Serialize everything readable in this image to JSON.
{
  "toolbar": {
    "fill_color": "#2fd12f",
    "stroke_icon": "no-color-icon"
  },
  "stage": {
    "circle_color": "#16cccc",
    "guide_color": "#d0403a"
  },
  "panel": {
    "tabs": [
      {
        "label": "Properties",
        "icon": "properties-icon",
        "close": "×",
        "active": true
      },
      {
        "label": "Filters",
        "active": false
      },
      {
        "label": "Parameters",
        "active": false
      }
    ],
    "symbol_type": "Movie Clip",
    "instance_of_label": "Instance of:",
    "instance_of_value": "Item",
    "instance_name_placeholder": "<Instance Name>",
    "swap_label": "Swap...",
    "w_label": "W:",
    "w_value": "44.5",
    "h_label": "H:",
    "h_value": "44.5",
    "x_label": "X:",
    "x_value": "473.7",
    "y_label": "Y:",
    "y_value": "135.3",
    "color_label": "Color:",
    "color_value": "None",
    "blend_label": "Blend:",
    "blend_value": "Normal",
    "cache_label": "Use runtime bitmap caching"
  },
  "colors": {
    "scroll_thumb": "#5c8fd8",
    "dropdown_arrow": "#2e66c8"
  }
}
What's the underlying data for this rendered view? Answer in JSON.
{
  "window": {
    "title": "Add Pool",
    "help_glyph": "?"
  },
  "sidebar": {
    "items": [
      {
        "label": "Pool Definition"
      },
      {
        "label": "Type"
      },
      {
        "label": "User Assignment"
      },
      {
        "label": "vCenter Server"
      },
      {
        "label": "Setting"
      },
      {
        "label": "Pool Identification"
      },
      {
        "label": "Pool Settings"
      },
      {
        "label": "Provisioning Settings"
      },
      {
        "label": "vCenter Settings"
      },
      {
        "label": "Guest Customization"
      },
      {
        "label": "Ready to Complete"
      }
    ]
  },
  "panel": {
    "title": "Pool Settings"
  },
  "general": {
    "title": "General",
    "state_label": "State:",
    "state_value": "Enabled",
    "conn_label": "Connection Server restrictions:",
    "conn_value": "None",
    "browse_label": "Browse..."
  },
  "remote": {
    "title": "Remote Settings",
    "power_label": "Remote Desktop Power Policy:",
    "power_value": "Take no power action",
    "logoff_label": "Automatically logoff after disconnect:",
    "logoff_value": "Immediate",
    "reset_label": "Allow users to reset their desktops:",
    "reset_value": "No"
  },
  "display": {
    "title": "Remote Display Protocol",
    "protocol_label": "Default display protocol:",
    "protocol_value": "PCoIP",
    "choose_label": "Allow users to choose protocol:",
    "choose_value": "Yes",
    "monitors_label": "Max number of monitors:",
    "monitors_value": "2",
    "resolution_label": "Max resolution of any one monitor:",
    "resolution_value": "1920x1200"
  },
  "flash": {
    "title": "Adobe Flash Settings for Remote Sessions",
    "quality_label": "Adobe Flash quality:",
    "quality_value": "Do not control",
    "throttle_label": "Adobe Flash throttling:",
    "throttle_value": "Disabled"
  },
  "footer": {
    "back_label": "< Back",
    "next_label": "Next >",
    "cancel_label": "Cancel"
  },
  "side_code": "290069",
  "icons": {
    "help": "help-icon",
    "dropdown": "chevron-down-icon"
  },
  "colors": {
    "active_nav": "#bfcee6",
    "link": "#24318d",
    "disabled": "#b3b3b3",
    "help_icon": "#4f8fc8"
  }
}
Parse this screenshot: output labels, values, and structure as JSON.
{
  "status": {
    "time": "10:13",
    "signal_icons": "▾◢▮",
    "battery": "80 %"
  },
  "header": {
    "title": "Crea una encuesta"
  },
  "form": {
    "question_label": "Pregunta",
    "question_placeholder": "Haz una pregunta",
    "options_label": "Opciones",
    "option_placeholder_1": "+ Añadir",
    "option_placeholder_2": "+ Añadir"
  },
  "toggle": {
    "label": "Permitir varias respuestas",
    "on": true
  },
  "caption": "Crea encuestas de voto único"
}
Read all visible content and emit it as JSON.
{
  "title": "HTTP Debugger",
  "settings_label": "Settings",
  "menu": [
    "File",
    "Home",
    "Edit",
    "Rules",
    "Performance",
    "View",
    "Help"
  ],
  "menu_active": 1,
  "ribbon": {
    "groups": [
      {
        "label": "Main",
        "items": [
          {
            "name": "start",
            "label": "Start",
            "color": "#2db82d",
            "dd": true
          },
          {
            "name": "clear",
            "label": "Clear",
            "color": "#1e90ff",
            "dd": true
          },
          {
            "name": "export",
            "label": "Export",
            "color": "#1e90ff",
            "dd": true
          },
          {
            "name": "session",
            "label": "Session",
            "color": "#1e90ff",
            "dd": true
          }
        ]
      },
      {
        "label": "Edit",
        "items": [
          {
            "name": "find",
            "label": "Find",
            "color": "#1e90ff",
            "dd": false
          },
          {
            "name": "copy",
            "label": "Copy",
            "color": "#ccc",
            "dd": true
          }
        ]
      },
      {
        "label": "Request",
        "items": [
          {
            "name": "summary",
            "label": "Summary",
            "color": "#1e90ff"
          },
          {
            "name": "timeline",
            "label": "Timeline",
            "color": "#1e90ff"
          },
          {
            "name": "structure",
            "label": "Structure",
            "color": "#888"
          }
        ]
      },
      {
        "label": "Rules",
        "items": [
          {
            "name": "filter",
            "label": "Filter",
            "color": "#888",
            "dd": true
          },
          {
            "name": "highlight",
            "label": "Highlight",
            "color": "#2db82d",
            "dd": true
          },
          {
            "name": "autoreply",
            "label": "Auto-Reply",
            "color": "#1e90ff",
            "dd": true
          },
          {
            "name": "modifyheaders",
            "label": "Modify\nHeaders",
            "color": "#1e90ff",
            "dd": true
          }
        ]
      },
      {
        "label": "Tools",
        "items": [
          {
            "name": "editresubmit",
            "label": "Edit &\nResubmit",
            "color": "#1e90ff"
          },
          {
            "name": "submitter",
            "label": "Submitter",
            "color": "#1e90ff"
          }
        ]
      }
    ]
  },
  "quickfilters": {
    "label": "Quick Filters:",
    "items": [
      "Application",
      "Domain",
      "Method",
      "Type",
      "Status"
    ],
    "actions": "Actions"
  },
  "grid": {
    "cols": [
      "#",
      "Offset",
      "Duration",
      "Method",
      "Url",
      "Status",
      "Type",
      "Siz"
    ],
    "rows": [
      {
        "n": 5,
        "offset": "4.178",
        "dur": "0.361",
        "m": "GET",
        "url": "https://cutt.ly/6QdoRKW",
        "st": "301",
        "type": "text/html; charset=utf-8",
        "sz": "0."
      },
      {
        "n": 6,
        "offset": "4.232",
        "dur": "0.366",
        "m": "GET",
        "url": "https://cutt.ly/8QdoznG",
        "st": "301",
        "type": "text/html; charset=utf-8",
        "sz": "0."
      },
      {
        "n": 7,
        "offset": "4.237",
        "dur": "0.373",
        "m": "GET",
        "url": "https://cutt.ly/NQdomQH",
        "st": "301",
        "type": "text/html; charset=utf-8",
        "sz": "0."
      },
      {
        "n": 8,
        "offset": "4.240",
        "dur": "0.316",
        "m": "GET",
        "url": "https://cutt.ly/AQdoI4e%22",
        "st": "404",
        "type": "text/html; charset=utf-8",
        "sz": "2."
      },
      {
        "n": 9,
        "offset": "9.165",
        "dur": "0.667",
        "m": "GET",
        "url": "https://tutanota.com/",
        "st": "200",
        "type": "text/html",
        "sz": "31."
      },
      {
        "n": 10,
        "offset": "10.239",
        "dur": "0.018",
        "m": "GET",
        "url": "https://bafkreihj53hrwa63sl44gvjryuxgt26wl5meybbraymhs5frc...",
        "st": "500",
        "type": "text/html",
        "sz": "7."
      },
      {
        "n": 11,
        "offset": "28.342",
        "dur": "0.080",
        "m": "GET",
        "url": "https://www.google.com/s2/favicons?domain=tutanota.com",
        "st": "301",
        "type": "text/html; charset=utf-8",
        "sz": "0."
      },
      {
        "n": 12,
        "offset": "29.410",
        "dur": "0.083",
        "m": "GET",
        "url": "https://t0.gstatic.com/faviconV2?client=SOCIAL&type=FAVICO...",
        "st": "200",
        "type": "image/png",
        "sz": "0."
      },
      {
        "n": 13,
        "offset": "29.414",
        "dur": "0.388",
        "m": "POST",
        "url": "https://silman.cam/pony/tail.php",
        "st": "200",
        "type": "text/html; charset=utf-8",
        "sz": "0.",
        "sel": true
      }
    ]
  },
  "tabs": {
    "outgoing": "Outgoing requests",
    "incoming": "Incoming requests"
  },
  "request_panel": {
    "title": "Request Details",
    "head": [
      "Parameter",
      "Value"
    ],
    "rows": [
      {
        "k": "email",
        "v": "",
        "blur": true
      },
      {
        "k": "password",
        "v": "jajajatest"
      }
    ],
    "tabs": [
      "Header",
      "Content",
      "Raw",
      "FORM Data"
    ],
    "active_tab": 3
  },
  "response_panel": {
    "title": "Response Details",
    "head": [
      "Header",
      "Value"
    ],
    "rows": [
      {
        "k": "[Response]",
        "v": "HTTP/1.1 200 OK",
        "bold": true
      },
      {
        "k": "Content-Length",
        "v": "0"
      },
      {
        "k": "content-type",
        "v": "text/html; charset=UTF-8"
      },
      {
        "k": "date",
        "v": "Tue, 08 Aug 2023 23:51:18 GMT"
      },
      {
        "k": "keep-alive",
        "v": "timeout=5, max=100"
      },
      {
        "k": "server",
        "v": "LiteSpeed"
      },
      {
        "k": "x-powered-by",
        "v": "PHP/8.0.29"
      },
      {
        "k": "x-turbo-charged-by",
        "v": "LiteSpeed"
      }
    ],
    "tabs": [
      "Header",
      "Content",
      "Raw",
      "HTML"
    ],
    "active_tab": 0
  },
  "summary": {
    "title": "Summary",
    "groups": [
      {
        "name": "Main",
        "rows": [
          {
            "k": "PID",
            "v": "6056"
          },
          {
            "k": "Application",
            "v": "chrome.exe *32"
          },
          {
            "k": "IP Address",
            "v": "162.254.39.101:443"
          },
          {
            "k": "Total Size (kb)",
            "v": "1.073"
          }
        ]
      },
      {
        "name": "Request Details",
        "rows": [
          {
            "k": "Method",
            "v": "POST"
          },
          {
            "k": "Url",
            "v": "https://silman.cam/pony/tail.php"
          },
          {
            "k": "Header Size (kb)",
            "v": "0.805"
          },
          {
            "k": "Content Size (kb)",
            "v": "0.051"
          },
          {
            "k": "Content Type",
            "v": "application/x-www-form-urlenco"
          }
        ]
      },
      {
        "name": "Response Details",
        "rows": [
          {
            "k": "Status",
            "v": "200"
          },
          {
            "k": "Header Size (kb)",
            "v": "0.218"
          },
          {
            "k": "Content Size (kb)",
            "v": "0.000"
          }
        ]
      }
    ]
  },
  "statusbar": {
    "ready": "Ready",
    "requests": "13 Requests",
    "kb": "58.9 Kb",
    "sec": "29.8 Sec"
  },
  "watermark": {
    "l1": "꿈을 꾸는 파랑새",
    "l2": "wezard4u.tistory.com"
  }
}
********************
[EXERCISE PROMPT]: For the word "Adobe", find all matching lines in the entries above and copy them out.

[ANSWER TO THIS PROBLEM]:
    "title": "Adobe Flash Settings for Remote Sessions",
    "quality_label": "Adobe Flash quality:",
    "throttle_label": "Adobe Flash throttling:",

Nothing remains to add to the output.